DATASET EXCERPTS

.....

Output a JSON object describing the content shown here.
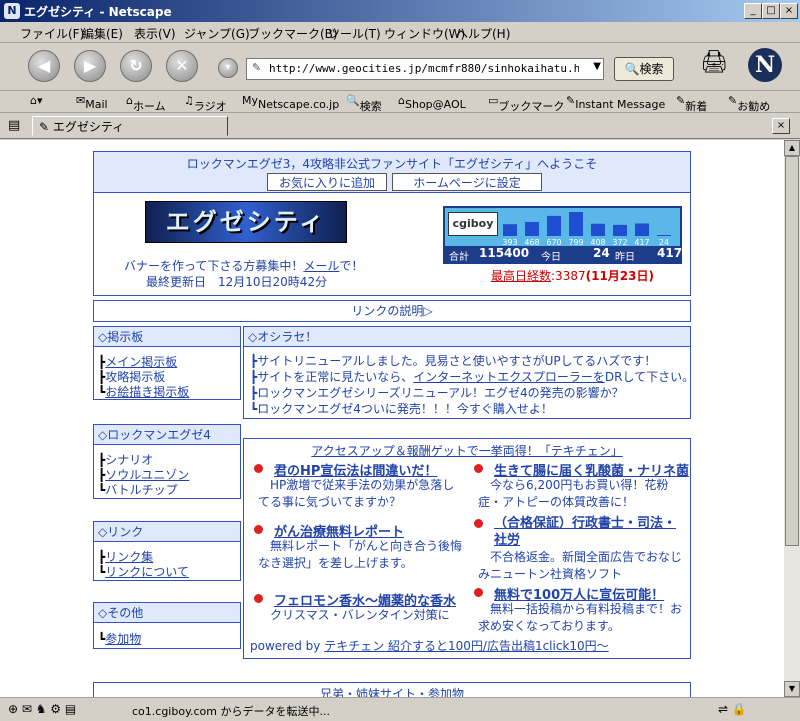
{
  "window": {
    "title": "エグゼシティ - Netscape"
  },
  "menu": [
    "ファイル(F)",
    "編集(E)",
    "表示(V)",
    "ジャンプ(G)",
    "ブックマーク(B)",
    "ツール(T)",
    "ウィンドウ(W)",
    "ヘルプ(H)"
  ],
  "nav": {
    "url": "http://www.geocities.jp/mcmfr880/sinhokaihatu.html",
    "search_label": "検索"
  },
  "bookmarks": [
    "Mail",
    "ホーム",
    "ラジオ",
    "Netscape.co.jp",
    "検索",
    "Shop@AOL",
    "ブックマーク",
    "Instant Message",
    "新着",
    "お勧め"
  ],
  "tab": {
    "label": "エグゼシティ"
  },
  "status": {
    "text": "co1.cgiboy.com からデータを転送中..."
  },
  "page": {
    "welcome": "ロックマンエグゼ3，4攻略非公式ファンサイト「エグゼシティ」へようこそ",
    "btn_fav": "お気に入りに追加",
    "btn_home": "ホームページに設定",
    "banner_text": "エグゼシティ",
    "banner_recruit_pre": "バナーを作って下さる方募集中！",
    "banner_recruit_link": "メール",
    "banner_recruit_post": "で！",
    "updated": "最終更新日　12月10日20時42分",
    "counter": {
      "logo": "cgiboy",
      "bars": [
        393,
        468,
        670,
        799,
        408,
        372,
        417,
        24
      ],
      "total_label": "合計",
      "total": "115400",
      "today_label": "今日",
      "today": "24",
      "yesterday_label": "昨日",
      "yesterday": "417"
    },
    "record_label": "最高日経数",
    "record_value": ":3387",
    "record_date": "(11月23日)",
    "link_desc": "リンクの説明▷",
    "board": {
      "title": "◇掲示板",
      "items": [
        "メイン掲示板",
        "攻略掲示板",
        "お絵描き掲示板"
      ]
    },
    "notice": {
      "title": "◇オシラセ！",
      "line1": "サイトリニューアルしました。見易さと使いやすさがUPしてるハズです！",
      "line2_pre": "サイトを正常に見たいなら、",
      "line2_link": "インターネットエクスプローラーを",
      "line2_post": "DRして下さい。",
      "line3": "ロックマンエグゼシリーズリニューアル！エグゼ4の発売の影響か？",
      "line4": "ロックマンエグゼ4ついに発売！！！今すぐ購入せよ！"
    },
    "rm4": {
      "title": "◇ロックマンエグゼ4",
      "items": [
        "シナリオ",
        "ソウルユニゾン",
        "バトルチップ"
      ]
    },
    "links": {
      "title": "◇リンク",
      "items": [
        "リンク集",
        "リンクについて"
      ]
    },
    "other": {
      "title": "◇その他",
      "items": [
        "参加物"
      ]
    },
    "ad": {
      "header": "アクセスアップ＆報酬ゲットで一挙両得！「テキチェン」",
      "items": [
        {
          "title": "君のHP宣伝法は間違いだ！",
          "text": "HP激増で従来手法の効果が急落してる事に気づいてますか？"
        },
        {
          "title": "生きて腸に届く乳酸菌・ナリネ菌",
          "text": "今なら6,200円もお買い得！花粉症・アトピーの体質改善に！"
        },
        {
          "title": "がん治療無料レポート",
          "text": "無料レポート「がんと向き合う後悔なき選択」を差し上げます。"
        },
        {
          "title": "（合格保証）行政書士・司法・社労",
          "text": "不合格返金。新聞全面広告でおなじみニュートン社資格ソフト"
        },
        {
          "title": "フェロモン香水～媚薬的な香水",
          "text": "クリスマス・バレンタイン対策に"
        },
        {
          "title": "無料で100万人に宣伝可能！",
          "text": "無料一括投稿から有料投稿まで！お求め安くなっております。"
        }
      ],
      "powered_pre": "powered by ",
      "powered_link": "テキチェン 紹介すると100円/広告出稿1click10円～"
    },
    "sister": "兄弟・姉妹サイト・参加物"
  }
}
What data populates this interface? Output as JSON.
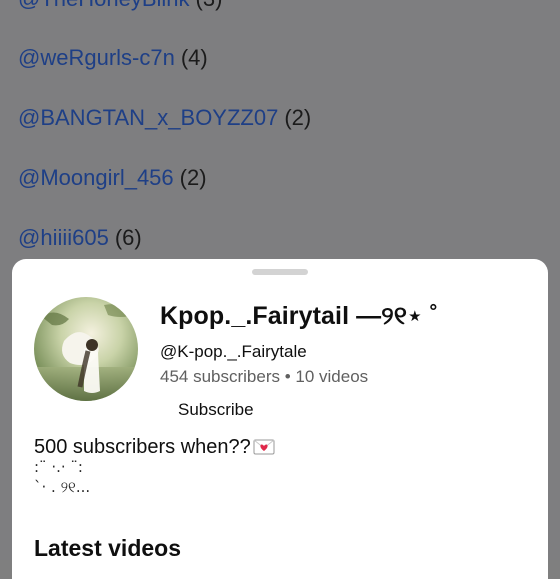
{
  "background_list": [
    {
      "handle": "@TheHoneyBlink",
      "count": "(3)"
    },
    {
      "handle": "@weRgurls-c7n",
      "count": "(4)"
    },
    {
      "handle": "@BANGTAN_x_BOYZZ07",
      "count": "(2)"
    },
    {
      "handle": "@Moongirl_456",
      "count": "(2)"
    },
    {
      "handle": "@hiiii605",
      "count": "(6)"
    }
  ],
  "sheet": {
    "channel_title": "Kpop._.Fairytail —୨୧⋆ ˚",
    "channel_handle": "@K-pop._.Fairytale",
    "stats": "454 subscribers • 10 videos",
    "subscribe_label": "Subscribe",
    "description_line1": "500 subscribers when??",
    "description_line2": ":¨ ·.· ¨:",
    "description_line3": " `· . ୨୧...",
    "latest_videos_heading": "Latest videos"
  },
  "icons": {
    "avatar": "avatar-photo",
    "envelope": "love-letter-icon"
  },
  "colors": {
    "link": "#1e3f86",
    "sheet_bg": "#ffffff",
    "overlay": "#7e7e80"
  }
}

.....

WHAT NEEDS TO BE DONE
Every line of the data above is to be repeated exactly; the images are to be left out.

WORKED SOLUTION
Output a JSON object describing the content shown here.
{
  "window": {
    "title": "エグゼシティ - Netscape"
  },
  "menu": [
    "ファイル(F)",
    "編集(E)",
    "表示(V)",
    "ジャンプ(G)",
    "ブックマーク(B)",
    "ツール(T)",
    "ウィンドウ(W)",
    "ヘルプ(H)"
  ],
  "nav": {
    "url": "http://www.geocities.jp/mcmfr880/sinhokaihatu.html",
    "search_label": "検索"
  },
  "bookmarks": [
    "Mail",
    "ホーム",
    "ラジオ",
    "Netscape.co.jp",
    "検索",
    "Shop@AOL",
    "ブックマーク",
    "Instant Message",
    "新着",
    "お勧め"
  ],
  "tab": {
    "label": "エグゼシティ"
  },
  "status": {
    "text": "co1.cgiboy.com からデータを転送中..."
  },
  "page": {
    "welcome": "ロックマンエグゼ3，4攻略非公式ファンサイト「エグゼシティ」へようこそ",
    "btn_fav": "お気に入りに追加",
    "btn_home": "ホームページに設定",
    "banner_text": "エグゼシティ",
    "banner_recruit_pre": "バナーを作って下さる方募集中！",
    "banner_recruit_link": "メール",
    "banner_recruit_post": "で！",
    "updated": "最終更新日　12月10日20時42分",
    "counter": {
      "logo": "cgiboy",
      "bars": [
        393,
        468,
        670,
        799,
        408,
        372,
        417,
        24
      ],
      "total_label": "合計",
      "total": "115400",
      "today_label": "今日",
      "today": "24",
      "yesterday_label": "昨日",
      "yesterday": "417"
    },
    "record_label": "最高日経数",
    "record_value": ":3387",
    "record_date": "(11月23日)",
    "link_desc": "リンクの説明▷",
    "board": {
      "title": "◇掲示板",
      "items": [
        "メイン掲示板",
        "攻略掲示板",
        "お絵描き掲示板"
      ]
    },
    "notice": {
      "title": "◇オシラセ！",
      "line1": "サイトリニューアルしました。見易さと使いやすさがUPしてるハズです！",
      "line2_pre": "サイトを正常に見たいなら、",
      "line2_link": "インターネットエクスプローラーを",
      "line2_post": "DRして下さい。",
      "line3": "ロックマンエグゼシリーズリニューアル！エグゼ4の発売の影響か？",
      "line4": "ロックマンエグゼ4ついに発売！！！今すぐ購入せよ！"
    },
    "rm4": {
      "title": "◇ロックマンエグゼ4",
      "items": [
        "シナリオ",
        "ソウルユニゾン",
        "バトルチップ"
      ]
    },
    "links": {
      "title": "◇リンク",
      "items": [
        "リンク集",
        "リンクについて"
      ]
    },
    "other": {
      "title": "◇その他",
      "items": [
        "参加物"
      ]
    },
    "ad": {
      "header": "アクセスアップ＆報酬ゲットで一挙両得！「テキチェン」",
      "items": [
        {
          "title": "君のHP宣伝法は間違いだ！",
          "text": "HP激増で従来手法の効果が急落してる事に気づいてますか？"
        },
        {
          "title": "生きて腸に届く乳酸菌・ナリネ菌",
          "text": "今なら6,200円もお買い得！花粉症・アトピーの体質改善に！"
        },
        {
          "title": "がん治療無料レポート",
          "text": "無料レポート「がんと向き合う後悔なき選択」を差し上げます。"
        },
        {
          "title": "（合格保証）行政書士・司法・社労",
          "text": "不合格返金。新聞全面広告でおなじみニュートン社資格ソフト"
        },
        {
          "title": "フェロモン香水～媚薬的な香水",
          "text": "クリスマス・バレンタイン対策に"
        },
        {
          "title": "無料で100万人に宣伝可能！",
          "text": "無料一括投稿から有料投稿まで！お求め安くなっております。"
        }
      ],
      "powered_pre": "powered by ",
      "powered_link": "テキチェン 紹介すると100円/広告出稿1click10円～"
    },
    "sister": "兄弟・姉妹サイト・参加物"
  }
}
What data populates this interface? Output as JSON.
{
  "background_list": [
    {
      "handle": "@TheHoneyBlink",
      "count": "(3)"
    },
    {
      "handle": "@weRgurls-c7n",
      "count": "(4)"
    },
    {
      "handle": "@BANGTAN_x_BOYZZ07",
      "count": "(2)"
    },
    {
      "handle": "@Moongirl_456",
      "count": "(2)"
    },
    {
      "handle": "@hiiii605",
      "count": "(6)"
    }
  ],
  "sheet": {
    "channel_title": "Kpop._.Fairytail —୨୧⋆ ˚",
    "channel_handle": "@K-pop._.Fairytale",
    "stats": "454 subscribers • 10 videos",
    "subscribe_label": "Subscribe",
    "description_line1": "500 subscribers when??",
    "description_line2": ":¨ ·.· ¨:",
    "description_line3": " `· . ୨୧...",
    "latest_videos_heading": "Latest videos"
  },
  "icons": {
    "avatar": "avatar-photo",
    "envelope": "love-letter-icon"
  },
  "colors": {
    "link": "#1e3f86",
    "sheet_bg": "#ffffff",
    "overlay": "#7e7e80"
  }
}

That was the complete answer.